* Data for processing:

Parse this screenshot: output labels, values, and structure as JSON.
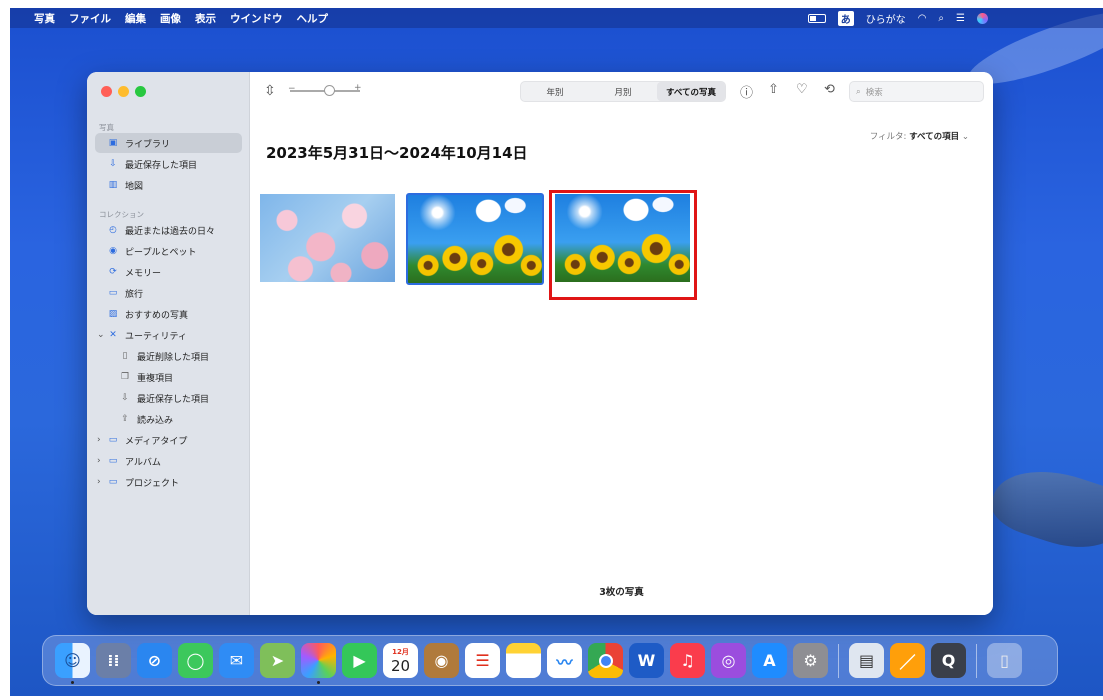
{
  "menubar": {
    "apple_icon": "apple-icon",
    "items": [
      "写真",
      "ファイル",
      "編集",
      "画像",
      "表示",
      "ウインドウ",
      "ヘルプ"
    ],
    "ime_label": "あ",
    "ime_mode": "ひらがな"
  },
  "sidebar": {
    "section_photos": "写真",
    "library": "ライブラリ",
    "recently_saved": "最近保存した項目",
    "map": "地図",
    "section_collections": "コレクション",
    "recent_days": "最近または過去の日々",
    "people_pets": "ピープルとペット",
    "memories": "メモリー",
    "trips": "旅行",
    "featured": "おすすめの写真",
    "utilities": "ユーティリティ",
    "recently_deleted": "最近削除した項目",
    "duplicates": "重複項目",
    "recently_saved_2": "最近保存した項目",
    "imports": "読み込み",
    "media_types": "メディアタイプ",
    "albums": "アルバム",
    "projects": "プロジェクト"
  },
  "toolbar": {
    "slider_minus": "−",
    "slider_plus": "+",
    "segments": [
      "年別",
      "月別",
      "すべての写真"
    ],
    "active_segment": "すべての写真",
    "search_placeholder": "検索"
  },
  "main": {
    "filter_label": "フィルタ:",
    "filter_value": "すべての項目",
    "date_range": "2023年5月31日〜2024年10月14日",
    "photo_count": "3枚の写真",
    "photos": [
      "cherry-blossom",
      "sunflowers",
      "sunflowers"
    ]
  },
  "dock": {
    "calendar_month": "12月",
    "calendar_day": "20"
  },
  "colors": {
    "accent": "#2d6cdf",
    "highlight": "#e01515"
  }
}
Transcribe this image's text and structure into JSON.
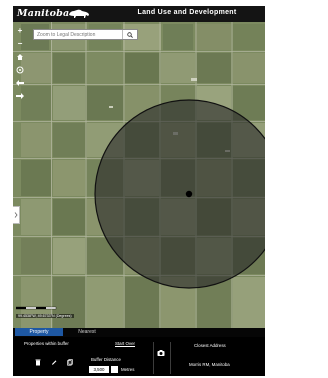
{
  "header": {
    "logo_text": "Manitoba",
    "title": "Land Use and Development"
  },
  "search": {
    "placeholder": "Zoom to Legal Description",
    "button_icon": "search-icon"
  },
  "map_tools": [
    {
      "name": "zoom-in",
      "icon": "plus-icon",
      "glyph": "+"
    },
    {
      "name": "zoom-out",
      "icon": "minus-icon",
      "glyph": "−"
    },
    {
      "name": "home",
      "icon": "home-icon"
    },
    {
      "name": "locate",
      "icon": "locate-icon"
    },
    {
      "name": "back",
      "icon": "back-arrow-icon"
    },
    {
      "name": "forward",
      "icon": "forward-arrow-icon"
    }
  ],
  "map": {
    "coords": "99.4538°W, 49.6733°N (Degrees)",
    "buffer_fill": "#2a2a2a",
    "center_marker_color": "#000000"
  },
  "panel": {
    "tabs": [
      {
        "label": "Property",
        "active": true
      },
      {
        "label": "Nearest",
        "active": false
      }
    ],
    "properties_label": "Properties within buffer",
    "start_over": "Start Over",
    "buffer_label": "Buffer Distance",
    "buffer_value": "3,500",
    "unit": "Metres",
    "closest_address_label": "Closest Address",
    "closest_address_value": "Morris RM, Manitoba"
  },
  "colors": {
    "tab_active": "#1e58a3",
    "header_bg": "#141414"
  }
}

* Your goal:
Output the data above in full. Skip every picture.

* Task output:
Parse this screenshot: output labels, values, and structure as JSON.
{
  "menubar": {
    "apple_icon": "apple-icon",
    "items": [
      "写真",
      "ファイル",
      "編集",
      "画像",
      "表示",
      "ウインドウ",
      "ヘルプ"
    ],
    "ime_label": "あ",
    "ime_mode": "ひらがな"
  },
  "sidebar": {
    "section_photos": "写真",
    "library": "ライブラリ",
    "recently_saved": "最近保存した項目",
    "map": "地図",
    "section_collections": "コレクション",
    "recent_days": "最近または過去の日々",
    "people_pets": "ピープルとペット",
    "memories": "メモリー",
    "trips": "旅行",
    "featured": "おすすめの写真",
    "utilities": "ユーティリティ",
    "recently_deleted": "最近削除した項目",
    "duplicates": "重複項目",
    "recently_saved_2": "最近保存した項目",
    "imports": "読み込み",
    "media_types": "メディアタイプ",
    "albums": "アルバム",
    "projects": "プロジェクト"
  },
  "toolbar": {
    "slider_minus": "−",
    "slider_plus": "+",
    "segments": [
      "年別",
      "月別",
      "すべての写真"
    ],
    "active_segment": "すべての写真",
    "search_placeholder": "検索"
  },
  "main": {
    "filter_label": "フィルタ:",
    "filter_value": "すべての項目",
    "date_range": "2023年5月31日〜2024年10月14日",
    "photo_count": "3枚の写真",
    "photos": [
      "cherry-blossom",
      "sunflowers",
      "sunflowers"
    ]
  },
  "dock": {
    "calendar_month": "12月",
    "calendar_day": "20"
  },
  "colors": {
    "accent": "#2d6cdf",
    "highlight": "#e01515"
  }
}
Transcribe this image's text and structure into JSON.
{
  "header": {
    "logo_text": "Manitoba",
    "title": "Land Use and Development"
  },
  "search": {
    "placeholder": "Zoom to Legal Description",
    "button_icon": "search-icon"
  },
  "map_tools": [
    {
      "name": "zoom-in",
      "icon": "plus-icon",
      "glyph": "+"
    },
    {
      "name": "zoom-out",
      "icon": "minus-icon",
      "glyph": "−"
    },
    {
      "name": "home",
      "icon": "home-icon"
    },
    {
      "name": "locate",
      "icon": "locate-icon"
    },
    {
      "name": "back",
      "icon": "back-arrow-icon"
    },
    {
      "name": "forward",
      "icon": "forward-arrow-icon"
    }
  ],
  "map": {
    "coords": "99.4538°W, 49.6733°N (Degrees)",
    "buffer_fill": "#2a2a2a",
    "center_marker_color": "#000000"
  },
  "panel": {
    "tabs": [
      {
        "label": "Property",
        "active": true
      },
      {
        "label": "Nearest",
        "active": false
      }
    ],
    "properties_label": "Properties within buffer",
    "start_over": "Start Over",
    "buffer_label": "Buffer Distance",
    "buffer_value": "3,500",
    "unit": "Metres",
    "closest_address_label": "Closest Address",
    "closest_address_value": "Morris RM, Manitoba"
  },
  "colors": {
    "tab_active": "#1e58a3",
    "header_bg": "#141414"
  }
}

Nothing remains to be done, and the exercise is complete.